**EXERCISE DESCRIPTION**:
Scan each line of the records for the word "browser" and extract the ones that have it.

Collected data entries:
☆ ☆ ☆ ☆ ☆
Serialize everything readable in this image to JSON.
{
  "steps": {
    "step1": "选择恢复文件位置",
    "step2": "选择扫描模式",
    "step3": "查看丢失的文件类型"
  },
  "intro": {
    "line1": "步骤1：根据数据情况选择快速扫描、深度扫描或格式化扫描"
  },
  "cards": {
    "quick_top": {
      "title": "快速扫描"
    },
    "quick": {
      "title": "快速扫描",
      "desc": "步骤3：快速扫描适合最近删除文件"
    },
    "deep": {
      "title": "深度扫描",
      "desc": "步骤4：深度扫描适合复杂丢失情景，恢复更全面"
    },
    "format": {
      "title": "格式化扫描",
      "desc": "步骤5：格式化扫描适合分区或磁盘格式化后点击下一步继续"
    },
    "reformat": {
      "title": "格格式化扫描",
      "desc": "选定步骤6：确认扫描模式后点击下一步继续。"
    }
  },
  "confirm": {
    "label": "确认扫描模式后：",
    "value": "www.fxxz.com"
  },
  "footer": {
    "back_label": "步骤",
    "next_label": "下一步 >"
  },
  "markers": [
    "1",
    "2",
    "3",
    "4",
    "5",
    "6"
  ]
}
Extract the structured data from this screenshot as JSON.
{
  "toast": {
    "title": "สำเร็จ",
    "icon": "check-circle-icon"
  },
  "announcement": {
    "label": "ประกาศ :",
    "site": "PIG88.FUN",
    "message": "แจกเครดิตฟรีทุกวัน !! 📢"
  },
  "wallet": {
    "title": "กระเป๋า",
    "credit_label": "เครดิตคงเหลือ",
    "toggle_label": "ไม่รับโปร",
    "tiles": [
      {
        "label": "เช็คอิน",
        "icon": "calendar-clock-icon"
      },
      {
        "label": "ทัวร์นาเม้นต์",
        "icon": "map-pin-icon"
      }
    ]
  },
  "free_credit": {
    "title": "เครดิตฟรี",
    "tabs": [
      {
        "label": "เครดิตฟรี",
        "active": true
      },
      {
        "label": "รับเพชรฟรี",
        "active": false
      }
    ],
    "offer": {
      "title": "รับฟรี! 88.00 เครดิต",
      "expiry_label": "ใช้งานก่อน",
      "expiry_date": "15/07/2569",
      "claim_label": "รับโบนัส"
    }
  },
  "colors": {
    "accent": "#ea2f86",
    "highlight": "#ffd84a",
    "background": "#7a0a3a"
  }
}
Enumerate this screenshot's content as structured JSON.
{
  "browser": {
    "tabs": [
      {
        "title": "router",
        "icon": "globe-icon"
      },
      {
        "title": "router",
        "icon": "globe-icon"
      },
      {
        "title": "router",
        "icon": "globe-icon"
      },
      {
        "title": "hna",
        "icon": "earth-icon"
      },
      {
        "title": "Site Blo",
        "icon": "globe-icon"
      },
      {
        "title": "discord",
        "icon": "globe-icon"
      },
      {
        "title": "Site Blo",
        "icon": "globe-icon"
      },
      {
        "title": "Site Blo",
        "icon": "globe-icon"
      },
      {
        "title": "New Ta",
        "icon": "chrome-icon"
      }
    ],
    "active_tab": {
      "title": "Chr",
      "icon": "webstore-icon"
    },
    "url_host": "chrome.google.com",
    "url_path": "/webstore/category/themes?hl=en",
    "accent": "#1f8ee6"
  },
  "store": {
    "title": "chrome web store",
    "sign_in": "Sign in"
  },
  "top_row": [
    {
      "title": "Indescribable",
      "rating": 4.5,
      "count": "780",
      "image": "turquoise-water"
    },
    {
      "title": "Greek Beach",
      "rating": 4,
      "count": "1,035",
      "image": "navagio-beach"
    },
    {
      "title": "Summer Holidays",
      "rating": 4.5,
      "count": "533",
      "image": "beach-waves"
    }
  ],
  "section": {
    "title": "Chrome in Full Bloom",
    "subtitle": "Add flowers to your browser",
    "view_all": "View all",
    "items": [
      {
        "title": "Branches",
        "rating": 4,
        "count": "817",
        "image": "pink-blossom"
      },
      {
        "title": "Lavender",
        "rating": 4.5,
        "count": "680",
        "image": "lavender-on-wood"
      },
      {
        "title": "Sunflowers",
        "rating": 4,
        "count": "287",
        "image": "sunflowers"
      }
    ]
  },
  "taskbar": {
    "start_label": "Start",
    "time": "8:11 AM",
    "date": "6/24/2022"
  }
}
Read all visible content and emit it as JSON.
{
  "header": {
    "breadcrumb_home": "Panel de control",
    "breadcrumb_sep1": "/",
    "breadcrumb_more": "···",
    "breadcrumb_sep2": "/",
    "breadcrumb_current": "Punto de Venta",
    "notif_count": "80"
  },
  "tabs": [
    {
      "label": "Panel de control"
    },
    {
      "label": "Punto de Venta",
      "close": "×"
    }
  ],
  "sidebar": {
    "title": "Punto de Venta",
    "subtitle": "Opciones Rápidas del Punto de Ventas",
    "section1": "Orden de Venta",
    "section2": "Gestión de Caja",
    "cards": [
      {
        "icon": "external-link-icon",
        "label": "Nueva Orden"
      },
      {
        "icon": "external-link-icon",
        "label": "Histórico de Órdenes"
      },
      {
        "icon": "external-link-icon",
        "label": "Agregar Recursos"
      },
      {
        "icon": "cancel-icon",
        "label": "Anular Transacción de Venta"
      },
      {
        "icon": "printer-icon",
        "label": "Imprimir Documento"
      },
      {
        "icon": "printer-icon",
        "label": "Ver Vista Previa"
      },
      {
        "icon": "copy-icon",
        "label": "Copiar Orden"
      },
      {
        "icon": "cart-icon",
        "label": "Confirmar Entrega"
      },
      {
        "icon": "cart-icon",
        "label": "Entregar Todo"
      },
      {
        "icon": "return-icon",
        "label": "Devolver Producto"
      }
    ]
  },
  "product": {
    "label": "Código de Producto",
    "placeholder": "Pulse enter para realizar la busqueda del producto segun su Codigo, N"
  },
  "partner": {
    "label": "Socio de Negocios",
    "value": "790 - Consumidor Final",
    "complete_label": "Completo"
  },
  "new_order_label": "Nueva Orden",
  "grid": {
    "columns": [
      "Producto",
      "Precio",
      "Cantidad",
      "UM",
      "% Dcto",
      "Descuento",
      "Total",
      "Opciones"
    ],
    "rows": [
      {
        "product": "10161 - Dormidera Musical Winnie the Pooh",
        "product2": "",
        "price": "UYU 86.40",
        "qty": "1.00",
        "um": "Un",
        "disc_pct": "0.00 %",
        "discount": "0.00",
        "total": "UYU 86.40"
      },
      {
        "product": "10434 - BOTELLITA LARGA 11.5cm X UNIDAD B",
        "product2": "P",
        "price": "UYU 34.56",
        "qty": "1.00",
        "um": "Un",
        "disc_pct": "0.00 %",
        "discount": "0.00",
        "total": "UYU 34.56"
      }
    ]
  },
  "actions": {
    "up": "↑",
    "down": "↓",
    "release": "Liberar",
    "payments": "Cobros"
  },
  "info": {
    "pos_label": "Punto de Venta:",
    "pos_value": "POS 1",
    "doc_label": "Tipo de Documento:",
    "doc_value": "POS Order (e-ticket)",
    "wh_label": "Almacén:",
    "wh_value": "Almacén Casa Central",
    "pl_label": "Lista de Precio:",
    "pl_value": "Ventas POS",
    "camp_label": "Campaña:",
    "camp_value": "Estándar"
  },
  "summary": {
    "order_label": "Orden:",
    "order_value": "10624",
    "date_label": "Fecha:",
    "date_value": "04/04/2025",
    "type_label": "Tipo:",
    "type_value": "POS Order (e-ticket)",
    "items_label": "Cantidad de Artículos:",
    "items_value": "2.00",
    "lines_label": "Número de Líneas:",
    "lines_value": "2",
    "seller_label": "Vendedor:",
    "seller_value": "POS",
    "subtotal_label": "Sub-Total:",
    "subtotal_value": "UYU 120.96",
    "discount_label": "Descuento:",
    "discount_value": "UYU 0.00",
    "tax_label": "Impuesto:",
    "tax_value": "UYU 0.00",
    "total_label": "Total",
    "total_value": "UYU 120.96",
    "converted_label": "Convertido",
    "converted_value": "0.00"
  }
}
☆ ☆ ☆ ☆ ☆
**YOUR SOLUTION**:
  "browser": {
    "subtitle": "Add flowers to your browser",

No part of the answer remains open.